EXERCISE DIRECTIONS: In the listing below, find each line with the string "Output" and return it.

PROVIDED RECORDS:
=== Section Start ===
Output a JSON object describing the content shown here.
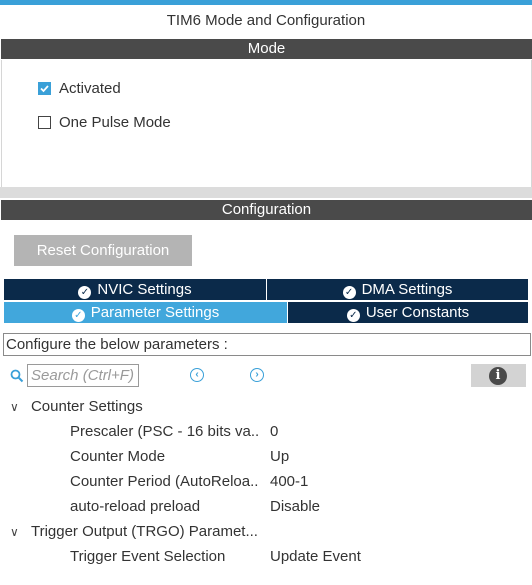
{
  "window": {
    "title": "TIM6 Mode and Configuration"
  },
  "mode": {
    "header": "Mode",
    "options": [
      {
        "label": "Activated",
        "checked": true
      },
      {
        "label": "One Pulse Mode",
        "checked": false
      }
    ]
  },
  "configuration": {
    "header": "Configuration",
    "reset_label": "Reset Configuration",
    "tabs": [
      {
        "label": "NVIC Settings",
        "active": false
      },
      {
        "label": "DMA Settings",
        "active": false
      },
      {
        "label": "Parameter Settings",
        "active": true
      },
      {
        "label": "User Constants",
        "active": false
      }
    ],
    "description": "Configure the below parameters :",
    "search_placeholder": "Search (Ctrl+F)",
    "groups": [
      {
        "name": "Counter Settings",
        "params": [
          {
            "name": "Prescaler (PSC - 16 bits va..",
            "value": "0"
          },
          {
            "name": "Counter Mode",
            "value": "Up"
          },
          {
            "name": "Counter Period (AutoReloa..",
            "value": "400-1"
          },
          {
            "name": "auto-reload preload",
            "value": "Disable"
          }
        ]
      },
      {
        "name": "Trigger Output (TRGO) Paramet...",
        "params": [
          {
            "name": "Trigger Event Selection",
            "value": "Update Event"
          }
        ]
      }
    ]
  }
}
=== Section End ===
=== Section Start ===
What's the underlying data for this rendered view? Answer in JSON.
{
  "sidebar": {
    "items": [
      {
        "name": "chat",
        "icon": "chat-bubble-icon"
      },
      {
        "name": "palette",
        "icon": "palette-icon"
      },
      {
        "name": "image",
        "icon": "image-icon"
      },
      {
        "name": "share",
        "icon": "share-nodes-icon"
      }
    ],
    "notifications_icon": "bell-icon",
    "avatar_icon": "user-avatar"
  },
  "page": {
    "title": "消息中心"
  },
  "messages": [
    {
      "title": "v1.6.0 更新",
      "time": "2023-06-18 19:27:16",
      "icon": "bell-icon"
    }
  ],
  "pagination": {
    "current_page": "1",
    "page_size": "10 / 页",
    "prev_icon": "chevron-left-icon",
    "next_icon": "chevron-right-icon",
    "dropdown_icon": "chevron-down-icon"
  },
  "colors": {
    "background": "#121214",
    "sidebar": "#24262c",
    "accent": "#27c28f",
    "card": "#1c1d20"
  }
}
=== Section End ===
YOUR SOLUTION:
Output a JSON object describing the content shown here.
        "name": "Trigger Output (TRGO) Paramet...",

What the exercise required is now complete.